The Norton Simon Museum presents “In Search of New Markets: Craft Traditions in Nineteenth-Century India.” This exhibit offers a fascinating glimpse into the world of 19th-century religious and cultural objects from South Asia, with a few never-before-seen artifacts. The exhibit aims to explore “the historical sources and practices that informed the production of ceramics and wooden furniture in colonial India.” Also on view at the Norton Simon is “Line & Color: The Nature of Ellsworth Kelly.” The exhibit, running until Oct. 29, showcases the cutting-edge art of painter, sculptor, printmaker and American in Paris Ellsworth Kelly. Kelly’s life and influences in Paris are chronicled in his abstract artwork, which are often his interpretations of objects, plants and organisms found in the natural world. As Kelly once said, “I did not want to ‘invent’ pictures, so my sources were in nature, which to me includes everything seen.”

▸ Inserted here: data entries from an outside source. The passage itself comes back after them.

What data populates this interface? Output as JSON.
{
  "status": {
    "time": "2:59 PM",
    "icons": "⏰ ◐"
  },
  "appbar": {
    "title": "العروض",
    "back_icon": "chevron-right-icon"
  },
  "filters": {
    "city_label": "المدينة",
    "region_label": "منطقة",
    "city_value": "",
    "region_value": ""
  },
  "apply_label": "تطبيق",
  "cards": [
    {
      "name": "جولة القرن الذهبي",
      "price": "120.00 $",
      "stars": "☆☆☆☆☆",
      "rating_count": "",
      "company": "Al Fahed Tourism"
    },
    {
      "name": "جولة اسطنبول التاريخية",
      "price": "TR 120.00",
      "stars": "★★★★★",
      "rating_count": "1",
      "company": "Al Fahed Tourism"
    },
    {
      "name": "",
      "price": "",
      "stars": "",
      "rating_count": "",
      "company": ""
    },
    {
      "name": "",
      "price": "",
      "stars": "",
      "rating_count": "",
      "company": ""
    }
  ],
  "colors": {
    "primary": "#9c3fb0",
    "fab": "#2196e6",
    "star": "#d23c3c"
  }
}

If you’re looking for a unique, one-of-a-kind museum experience, then the Museum of Neon Art in Glendale is a must-see for lovers of quirky Americana. Small but mighty, this museum focuses on our country’s history of, and fascination with, neon. Wonderful examples of brightly lit signage abound here, but be sure to call for hours of operation and up-to-date info on current exhibits.

What Kidspace Children’s Museum does, it does very well. This much-lauded museum devoted to the cultivation and nurturing of a child’s imagination and passion for learning is nearing its 40th year in existence. Since 1979, Kidspace has had a hand in educating and shaping eager young minds with a bounty of exciting and fun exhibits and events, and this season is no exception. Their “Performance on the Frog” series is a popular hit with pint-sized visitors, who are invited to “sing and dance with performers on our frog-shaped stage in the Stone Hollow Amphitheater.” Every month, the museum hosts a new performance in this enchanting series. The Pumpkin Festival is in its 24th year and a perennial hit with attendees at Kidspace. Guests can enjoy the museums fall and Halloween-themed festivities on Saturday, Oct. 27, and Sunday, Oct. 28.

From sunup to sundown, Pasadena and its surrounding cities present a dizzying array of cerebral and hands-on activities for the entire family. Be sure to stop by and check at least one of them off your summer/fall recreation checklist. You won’t be disappointed.